Percival Claude (PC) Spouse (1885-1970) was Australia's most successful harmonica player from the 1920s to the 1940s, with Anvil Chorus, released by Regal Records (G20160) in 1927, becoming his bestselling record.
In early 20th century Australia, the egalitarian harmonica - or ‘tin sandwich’ - was perhaps the closest thing to a national instrument. A sign of its significance was the various popular state and national mouth organ competitions in the 1920s and 30s.
PC Spouse was the most successful soloist of this period, a travelling shoe salesperson who entered the inaugural Australasian Boomerang Championship in Ballarat in 1925 and became the first officially crowned mouth organ champion of Australia (Boomerang was a popular mouth organ brand owned by music publisher J Albert and Sons). He returned to reclaim the title in 1927, 1928 and 1935.
Spouse enjoyed a successful recording career between 1926 and 1936 and was likely the third person in Australia to make electric recordings.
He is credited as a pioneer within the local recording industry who popularised the harmonica in Australia and New Zealand through J Albert and Sons. More recently, the Australian Harmonica Archives referred to him as ‘one of the greatest vamping style harmonica players in history’.
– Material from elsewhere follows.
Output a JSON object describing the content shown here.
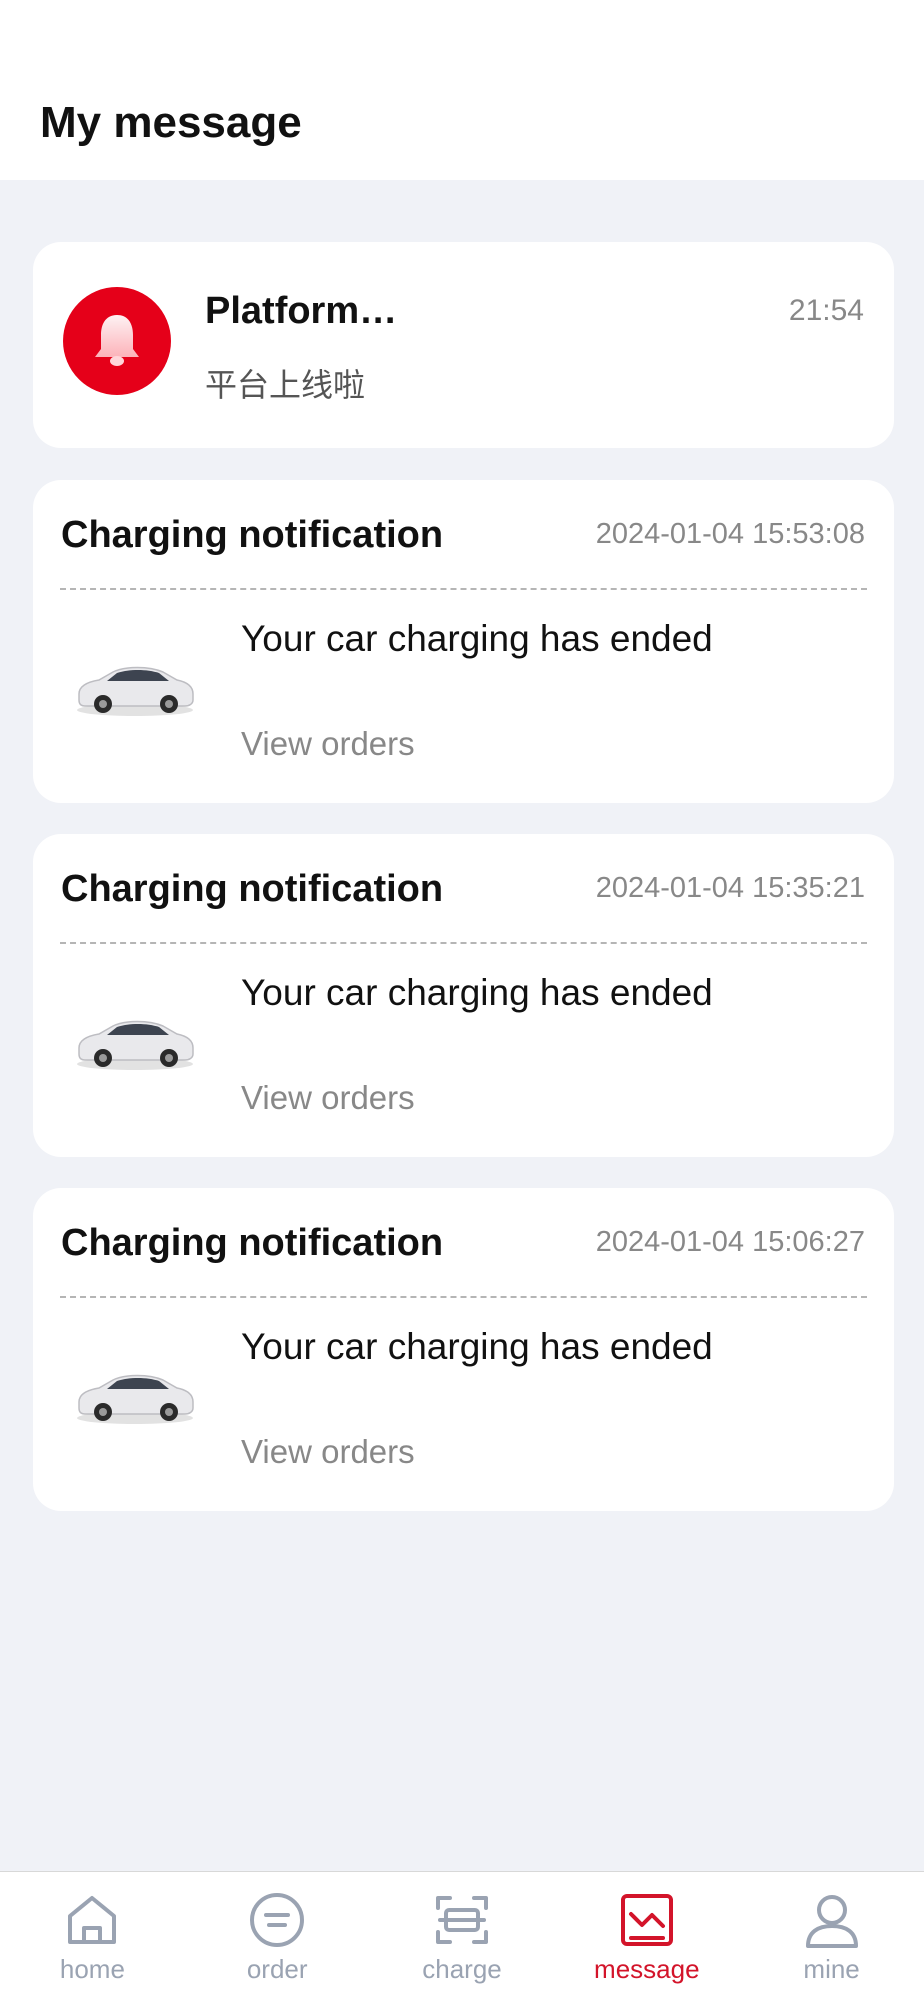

Spouse’s quintessential ‘vamping style’ is clearly evident in Anvil Chorus, where the melody is accompanied by a vamped chord playing in a different rhythm.